Israel approves preliminary death penalty bill for 'terrorists' with Netanyahu's blessing
In a narrow 52-49 vote, Israel's parliament, the Knesset, approved the first draft of a bill which could make it easier for terrorists to be handed the death penalty. Current military law allows a person to be sentenced to death for an act of terrorism, but only if such a sentence has the unanimous support of all three sitting judges.
The new draft legislation seeks to amend the current order, and wants it replaced by a simple majority decision of the judges. The bill, sponsored by Defense Minister Avigdor Lieberman, also aspires to expand the potential use of death penalty beyond the military courts, seeking its application in Israeli civil courts. Israel has carried out only two executions in its modern history.
The current proposed regulations does not single out any religion or ethnicity, and if adopted, would apply to both Jewish and Palestinian terrorists. The Israeli definition of "terrorism" however, is rather broad and includes, for instance, knife attacks on military personnel, which are often committed by teenagers. In August 2016, Israeli lawmakers approved the so-called Youth Bill, legalizing the imprisonment of Palestinian minors as young as 12, should they be are suspected of grave crimes, such as acts of terrorism against the state of Israel. While the draft law still has to pass through three more readings, the age of the "terrorists" has not yet been discussed.
Fierce debates Wednesday, however, raged around the ethical application of the death penalty and its compatibility with Judaism. While Judaism allows for capital punishment, Talmudic law as followed by ultra-Orthodox members of the Jewish community argues that the death penalty ceased with the destruction of the Second Temple in 70 CE. Following their religious conviction, members of the ultra-Orthodox United Torah Judaism party walked out before the vote to consult with rabbis on the issue.
Netanyahu voiced support for the bill, despite the fact that previous Israeli governments, including those headed by him, have rejected all prior death penalty initiatives. "There are extreme cases, where people commit terrible crimes and don’t deserve to live,” the PM argued. “We’re changing the law for these situations.”
Netanyahu's stance was supported by MK Yisrael Beytenu who proposed the bill. He said, “When terrorists sitting in Israeli prisons end up going free [in prisoner exchanges], I think the most moral thing is for [terrorists] to get the death penalty.”
Others, however, voiced strong opposition to the proposed capital punishment legislation. “The death penalty will not contribute anything to the war on terrorism," said MK Eyal Ben-Reuven. "The opposite is true. Instead of deterring, it will strengthen the terrorists, who will turn into shaheeds [Arabic for martyr]. Israel has proven abilities to deal with terrorism without giving up on the strength in our values and without using our enemies’ methods.”

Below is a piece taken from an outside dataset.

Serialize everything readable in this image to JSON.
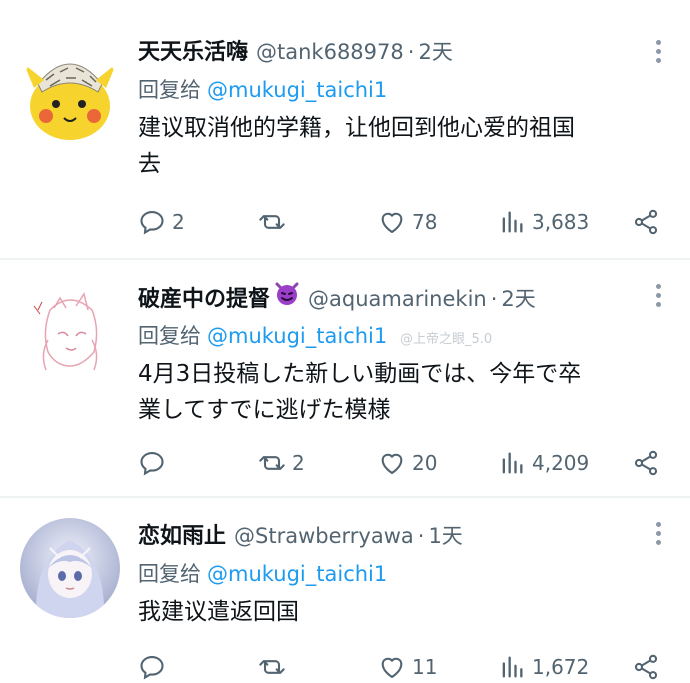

Opposition lawmaker Tzipi Livni called the bill "reckless, 100 percent politics," adding, that "The defense establishment opposes the death penalty." Just prior to the vote, the head of Israel's internal security service (Shin Bet) Nadav Argaman also voiced strong opposition, noting that the "terrorist death penalty law will lead to wave of kidnappings" of Jews around the world to force Israelis to release convicted Palestinian prisoners before they are executed.
The death penalty is incompatible with human dignity. It constitutes inhuman & degrading treatment, does not have any proven deterrent effect & allows judicial errors to become irreversible & fatal.— EU in Israel (@EUinIsrael) January 3, 2018
Wednesday's vote was already slammed by the European Union’s ambassador to Israel. “The death penalty is incompatible with human dignity. It constitutes inhuman and degrading treatment, does not have any proven deterrent effect and allows judicial errors to become irreversible & fatal,” the EU mission said on Twitter.
In August, a poll published by the Jerusalem-based Israel Democracy Institute found that 70 percent of Israeli Jews “strongly” or “moderately” supported the death penalty.